:: REQUIRED ACTION ::
Nothing but a number should be written: the count of lines below that contain "value".

(Element data from apps and pages)

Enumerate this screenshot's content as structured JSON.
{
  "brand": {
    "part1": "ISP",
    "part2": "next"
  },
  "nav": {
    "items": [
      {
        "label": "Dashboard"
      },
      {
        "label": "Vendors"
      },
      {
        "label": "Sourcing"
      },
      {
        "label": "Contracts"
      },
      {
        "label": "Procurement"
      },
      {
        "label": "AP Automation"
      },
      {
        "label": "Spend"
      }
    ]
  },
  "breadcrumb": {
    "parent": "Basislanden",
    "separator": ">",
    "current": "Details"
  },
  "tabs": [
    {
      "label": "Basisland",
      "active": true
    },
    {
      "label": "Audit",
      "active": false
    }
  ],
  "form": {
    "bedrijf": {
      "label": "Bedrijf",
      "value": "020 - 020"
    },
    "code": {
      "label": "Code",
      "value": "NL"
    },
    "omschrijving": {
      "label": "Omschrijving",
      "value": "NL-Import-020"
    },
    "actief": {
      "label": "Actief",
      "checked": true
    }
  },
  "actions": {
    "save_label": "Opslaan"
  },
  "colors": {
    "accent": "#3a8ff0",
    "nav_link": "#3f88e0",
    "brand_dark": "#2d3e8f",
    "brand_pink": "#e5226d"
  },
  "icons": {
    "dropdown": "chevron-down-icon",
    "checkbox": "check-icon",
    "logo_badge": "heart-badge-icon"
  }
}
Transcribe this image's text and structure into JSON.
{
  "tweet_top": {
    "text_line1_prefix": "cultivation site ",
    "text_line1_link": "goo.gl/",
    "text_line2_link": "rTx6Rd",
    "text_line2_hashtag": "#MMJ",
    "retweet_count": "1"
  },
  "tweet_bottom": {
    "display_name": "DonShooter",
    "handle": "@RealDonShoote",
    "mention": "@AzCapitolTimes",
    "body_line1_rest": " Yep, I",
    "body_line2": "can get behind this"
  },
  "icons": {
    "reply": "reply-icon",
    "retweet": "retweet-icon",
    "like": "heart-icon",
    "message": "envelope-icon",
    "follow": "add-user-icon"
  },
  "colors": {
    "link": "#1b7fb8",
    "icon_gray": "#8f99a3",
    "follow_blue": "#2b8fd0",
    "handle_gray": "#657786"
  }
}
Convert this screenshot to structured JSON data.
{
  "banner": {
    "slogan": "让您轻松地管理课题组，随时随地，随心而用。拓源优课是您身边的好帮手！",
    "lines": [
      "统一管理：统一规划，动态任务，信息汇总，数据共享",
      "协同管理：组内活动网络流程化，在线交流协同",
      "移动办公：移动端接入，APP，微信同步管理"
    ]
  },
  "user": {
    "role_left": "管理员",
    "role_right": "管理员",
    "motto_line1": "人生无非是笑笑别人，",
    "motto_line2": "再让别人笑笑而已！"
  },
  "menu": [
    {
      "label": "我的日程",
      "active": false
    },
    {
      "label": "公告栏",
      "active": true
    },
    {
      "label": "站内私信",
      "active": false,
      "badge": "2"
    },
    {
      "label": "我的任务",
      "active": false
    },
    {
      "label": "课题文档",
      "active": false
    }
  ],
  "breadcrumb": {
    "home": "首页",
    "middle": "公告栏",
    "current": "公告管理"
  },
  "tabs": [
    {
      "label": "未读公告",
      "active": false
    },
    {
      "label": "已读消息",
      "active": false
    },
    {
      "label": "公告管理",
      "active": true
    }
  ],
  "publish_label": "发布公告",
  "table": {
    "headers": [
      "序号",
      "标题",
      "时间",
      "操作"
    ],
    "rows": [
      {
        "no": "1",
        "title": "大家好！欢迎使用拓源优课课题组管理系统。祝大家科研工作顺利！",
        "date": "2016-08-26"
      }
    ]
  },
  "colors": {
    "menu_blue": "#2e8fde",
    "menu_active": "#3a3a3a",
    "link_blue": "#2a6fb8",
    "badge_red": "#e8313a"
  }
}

:: EXERCISE ANSWER ::
3